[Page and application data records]
-- Opening Marker --
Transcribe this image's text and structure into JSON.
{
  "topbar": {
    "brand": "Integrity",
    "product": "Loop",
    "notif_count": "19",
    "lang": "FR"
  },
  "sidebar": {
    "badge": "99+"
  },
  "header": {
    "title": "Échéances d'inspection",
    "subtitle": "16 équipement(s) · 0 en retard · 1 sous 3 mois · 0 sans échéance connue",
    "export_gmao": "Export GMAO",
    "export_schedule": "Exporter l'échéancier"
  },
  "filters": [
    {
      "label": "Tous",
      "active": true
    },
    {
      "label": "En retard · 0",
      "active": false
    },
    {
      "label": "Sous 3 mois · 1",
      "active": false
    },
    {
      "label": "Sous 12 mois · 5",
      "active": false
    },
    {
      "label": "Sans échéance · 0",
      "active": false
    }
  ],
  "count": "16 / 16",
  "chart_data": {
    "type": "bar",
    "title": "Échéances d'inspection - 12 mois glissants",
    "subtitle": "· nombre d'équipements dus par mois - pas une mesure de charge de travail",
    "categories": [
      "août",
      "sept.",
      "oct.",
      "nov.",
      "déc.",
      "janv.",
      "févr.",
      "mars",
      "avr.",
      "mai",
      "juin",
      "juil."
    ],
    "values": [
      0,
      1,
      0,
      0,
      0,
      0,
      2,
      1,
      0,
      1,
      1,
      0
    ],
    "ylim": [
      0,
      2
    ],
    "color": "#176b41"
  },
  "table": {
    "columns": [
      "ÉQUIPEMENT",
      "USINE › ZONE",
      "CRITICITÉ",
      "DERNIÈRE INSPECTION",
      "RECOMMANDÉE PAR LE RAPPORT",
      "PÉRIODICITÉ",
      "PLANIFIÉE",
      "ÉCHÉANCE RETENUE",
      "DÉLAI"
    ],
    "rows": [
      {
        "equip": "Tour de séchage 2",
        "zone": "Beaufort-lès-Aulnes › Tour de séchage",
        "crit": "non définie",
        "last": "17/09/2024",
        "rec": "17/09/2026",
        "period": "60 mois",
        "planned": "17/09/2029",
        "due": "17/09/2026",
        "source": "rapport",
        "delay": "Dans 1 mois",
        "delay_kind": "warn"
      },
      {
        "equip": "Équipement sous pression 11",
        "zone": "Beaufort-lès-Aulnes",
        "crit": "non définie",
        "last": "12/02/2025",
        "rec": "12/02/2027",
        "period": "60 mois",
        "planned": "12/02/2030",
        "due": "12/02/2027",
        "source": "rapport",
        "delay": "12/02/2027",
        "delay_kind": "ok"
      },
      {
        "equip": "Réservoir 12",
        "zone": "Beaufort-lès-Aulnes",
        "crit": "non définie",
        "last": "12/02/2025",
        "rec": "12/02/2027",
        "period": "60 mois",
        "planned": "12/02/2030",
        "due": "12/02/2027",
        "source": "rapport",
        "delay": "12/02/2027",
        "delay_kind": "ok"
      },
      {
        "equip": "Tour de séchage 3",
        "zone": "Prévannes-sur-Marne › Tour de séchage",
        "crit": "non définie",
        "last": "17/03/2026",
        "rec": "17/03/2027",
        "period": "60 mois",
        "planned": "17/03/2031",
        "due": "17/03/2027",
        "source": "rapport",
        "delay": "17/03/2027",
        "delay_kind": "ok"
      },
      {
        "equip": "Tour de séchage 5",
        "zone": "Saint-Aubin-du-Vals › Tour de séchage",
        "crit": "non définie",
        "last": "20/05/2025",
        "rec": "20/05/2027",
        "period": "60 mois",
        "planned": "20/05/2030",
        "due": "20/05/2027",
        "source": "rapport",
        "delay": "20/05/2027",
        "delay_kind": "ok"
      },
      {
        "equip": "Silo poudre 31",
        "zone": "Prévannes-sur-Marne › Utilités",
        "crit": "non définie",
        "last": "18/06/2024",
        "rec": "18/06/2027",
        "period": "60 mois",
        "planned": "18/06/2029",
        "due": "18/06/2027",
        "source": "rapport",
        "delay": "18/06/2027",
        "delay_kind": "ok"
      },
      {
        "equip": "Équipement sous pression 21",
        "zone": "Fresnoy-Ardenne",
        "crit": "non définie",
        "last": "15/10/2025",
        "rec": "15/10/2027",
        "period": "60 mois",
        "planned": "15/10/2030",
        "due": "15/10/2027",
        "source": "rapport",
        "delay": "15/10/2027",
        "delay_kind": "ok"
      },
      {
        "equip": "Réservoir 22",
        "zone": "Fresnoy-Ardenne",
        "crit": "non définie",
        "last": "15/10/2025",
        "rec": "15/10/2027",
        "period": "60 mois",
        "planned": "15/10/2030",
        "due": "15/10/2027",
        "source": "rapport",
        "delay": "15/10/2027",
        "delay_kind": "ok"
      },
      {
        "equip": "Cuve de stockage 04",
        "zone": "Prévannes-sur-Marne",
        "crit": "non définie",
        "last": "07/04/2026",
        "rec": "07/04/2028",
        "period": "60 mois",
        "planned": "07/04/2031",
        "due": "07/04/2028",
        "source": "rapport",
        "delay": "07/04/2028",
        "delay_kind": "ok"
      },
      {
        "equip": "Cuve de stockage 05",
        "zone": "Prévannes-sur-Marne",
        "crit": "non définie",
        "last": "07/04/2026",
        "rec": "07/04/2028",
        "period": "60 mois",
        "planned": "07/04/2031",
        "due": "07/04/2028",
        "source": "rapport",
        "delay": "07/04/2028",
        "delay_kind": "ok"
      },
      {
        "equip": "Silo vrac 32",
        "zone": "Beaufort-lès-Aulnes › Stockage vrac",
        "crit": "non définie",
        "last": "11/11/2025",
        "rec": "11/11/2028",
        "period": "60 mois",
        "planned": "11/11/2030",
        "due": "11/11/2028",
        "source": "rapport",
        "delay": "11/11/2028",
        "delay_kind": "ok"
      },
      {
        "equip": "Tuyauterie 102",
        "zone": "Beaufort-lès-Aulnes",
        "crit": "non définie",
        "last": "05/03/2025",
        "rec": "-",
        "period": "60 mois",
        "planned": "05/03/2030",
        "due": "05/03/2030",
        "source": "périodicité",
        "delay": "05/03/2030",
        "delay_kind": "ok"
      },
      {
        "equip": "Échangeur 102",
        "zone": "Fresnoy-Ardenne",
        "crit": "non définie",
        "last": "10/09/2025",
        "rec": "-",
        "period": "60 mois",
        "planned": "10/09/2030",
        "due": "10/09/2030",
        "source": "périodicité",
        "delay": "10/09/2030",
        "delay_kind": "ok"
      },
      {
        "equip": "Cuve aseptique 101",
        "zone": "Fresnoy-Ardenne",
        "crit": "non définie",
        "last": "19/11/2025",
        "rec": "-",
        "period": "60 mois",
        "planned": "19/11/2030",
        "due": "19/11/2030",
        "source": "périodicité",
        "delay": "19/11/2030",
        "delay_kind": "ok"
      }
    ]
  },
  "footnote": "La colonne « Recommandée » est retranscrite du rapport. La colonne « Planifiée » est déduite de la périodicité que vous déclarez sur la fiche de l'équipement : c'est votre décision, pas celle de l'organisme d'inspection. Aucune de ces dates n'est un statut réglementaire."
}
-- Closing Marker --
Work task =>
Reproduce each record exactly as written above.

Reply =>
Transcribe this image's text and structure into JSON.
{
  "topbar": {
    "brand": "Integrity",
    "product": "Loop",
    "notif_count": "19",
    "lang": "FR"
  },
  "sidebar": {
    "badge": "99+"
  },
  "header": {
    "title": "Échéances d'inspection",
    "subtitle": "16 équipement(s) · 0 en retard · 1 sous 3 mois · 0 sans échéance connue",
    "export_gmao": "Export GMAO",
    "export_schedule": "Exporter l'échéancier"
  },
  "filters": [
    {
      "label": "Tous",
      "active": true
    },
    {
      "label": "En retard · 0",
      "active": false
    },
    {
      "label": "Sous 3 mois · 1",
      "active": false
    },
    {
      "label": "Sous 12 mois · 5",
      "active": false
    },
    {
      "label": "Sans échéance · 0",
      "active": false
    }
  ],
  "count": "16 / 16",
  "chart_data": {
    "type": "bar",
    "title": "Échéances d'inspection - 12 mois glissants",
    "subtitle": "· nombre d'équipements dus par mois - pas une mesure de charge de travail",
    "categories": [
      "août",
      "sept.",
      "oct.",
      "nov.",
      "déc.",
      "janv.",
      "févr.",
      "mars",
      "avr.",
      "mai",
      "juin",
      "juil."
    ],
    "values": [
      0,
      1,
      0,
      0,
      0,
      0,
      2,
      1,
      0,
      1,
      1,
      0
    ],
    "ylim": [
      0,
      2
    ],
    "color": "#176b41"
  },
  "table": {
    "columns": [
      "ÉQUIPEMENT",
      "USINE › ZONE",
      "CRITICITÉ",
      "DERNIÈRE INSPECTION",
      "RECOMMANDÉE PAR LE RAPPORT",
      "PÉRIODICITÉ",
      "PLANIFIÉE",
      "ÉCHÉANCE RETENUE",
      "DÉLAI"
    ],
    "rows": [
      {
        "equip": "Tour de séchage 2",
        "zone": "Beaufort-lès-Aulnes › Tour de séchage",
        "crit": "non définie",
        "last": "17/09/2024",
        "rec": "17/09/2026",
        "period": "60 mois",
        "planned": "17/09/2029",
        "due": "17/09/2026",
        "source": "rapport",
        "delay": "Dans 1 mois",
        "delay_kind": "warn"
      },
      {
        "equip": "Équipement sous pression 11",
        "zone": "Beaufort-lès-Aulnes",
        "crit": "non définie",
        "last": "12/02/2025",
        "rec": "12/02/2027",
        "period": "60 mois",
        "planned": "12/02/2030",
        "due": "12/02/2027",
        "source": "rapport",
        "delay": "12/02/2027",
        "delay_kind": "ok"
      },
      {
        "equip": "Réservoir 12",
        "zone": "Beaufort-lès-Aulnes",
        "crit": "non définie",
        "last": "12/02/2025",
        "rec": "12/02/2027",
        "period": "60 mois",
        "planned": "12/02/2030",
        "due": "12/02/2027",
        "source": "rapport",
        "delay": "12/02/2027",
        "delay_kind": "ok"
      },
      {
        "equip": "Tour de séchage 3",
        "zone": "Prévannes-sur-Marne › Tour de séchage",
        "crit": "non définie",
        "last": "17/03/2026",
        "rec": "17/03/2027",
        "period": "60 mois",
        "planned": "17/03/2031",
        "due": "17/03/2027",
        "source": "rapport",
        "delay": "17/03/2027",
        "delay_kind": "ok"
      },
      {
        "equip": "Tour de séchage 5",
        "zone": "Saint-Aubin-du-Vals › Tour de séchage",
        "crit": "non définie",
        "last": "20/05/2025",
        "rec": "20/05/2027",
        "period": "60 mois",
        "planned": "20/05/2030",
        "due": "20/05/2027",
        "source": "rapport",
        "delay": "20/05/2027",
        "delay_kind": "ok"
      },
      {
        "equip": "Silo poudre 31",
        "zone": "Prévannes-sur-Marne › Utilités",
        "crit": "non définie",
        "last": "18/06/2024",
        "rec": "18/06/2027",
        "period": "60 mois",
        "planned": "18/06/2029",
        "due": "18/06/2027",
        "source": "rapport",
        "delay": "18/06/2027",
        "delay_kind": "ok"
      },
      {
        "equip": "Équipement sous pression 21",
        "zone": "Fresnoy-Ardenne",
        "crit": "non définie",
        "last": "15/10/2025",
        "rec": "15/10/2027",
        "period": "60 mois",
        "planned": "15/10/2030",
        "due": "15/10/2027",
        "source": "rapport",
        "delay": "15/10/2027",
        "delay_kind": "ok"
      },
      {
        "equip": "Réservoir 22",
        "zone": "Fresnoy-Ardenne",
        "crit": "non définie",
        "last": "15/10/2025",
        "rec": "15/10/2027",
        "period": "60 mois",
        "planned": "15/10/2030",
        "due": "15/10/2027",
        "source": "rapport",
        "delay": "15/10/2027",
        "delay_kind": "ok"
      },
      {
        "equip": "Cuve de stockage 04",
        "zone": "Prévannes-sur-Marne",
        "crit": "non définie",
        "last": "07/04/2026",
        "rec": "07/04/2028",
        "period": "60 mois",
        "planned": "07/04/2031",
        "due": "07/04/2028",
        "source": "rapport",
        "delay": "07/04/2028",
        "delay_kind": "ok"
      },
      {
        "equip": "Cuve de stockage 05",
        "zone": "Prévannes-sur-Marne",
        "crit": "non définie",
        "last": "07/04/2026",
        "rec": "07/04/2028",
        "period": "60 mois",
        "planned": "07/04/2031",
        "due": "07/04/2028",
        "source": "rapport",
        "delay": "07/04/2028",
        "delay_kind": "ok"
      },
      {
        "equip": "Silo vrac 32",
        "zone": "Beaufort-lès-Aulnes › Stockage vrac",
        "crit": "non définie",
        "last": "11/11/2025",
        "rec": "11/11/2028",
        "period": "60 mois",
        "planned": "11/11/2030",
        "due": "11/11/2028",
        "source": "rapport",
        "delay": "11/11/2028",
        "delay_kind": "ok"
      },
      {
        "equip": "Tuyauterie 102",
        "zone": "Beaufort-lès-Aulnes",
        "crit": "non définie",
        "last": "05/03/2025",
        "rec": "-",
        "period": "60 mois",
        "planned": "05/03/2030",
        "due": "05/03/2030",
        "source": "périodicité",
        "delay": "05/03/2030",
        "delay_kind": "ok"
      },
      {
        "equip": "Échangeur 102",
        "zone": "Fresnoy-Ardenne",
        "crit": "non définie",
        "last": "10/09/2025",
        "rec": "-",
        "period": "60 mois",
        "planned": "10/09/2030",
        "due": "10/09/2030",
        "source": "périodicité",
        "delay": "10/09/2030",
        "delay_kind": "ok"
      },
      {
        "equip": "Cuve aseptique 101",
        "zone": "Fresnoy-Ardenne",
        "crit": "non définie",
        "last": "19/11/2025",
        "rec": "-",
        "period": "60 mois",
        "planned": "19/11/2030",
        "due": "19/11/2030",
        "source": "périodicité",
        "delay": "19/11/2030",
        "delay_kind": "ok"
      }
    ]
  },
  "footnote": "La colonne « Recommandée » est retranscrite du rapport. La colonne « Planifiée » est déduite de la périodicité que vous déclarez sur la fiche de l'équipement : c'est votre décision, pas celle de l'organisme d'inspection. Aucune de ces dates n'est un statut réglementaire."
}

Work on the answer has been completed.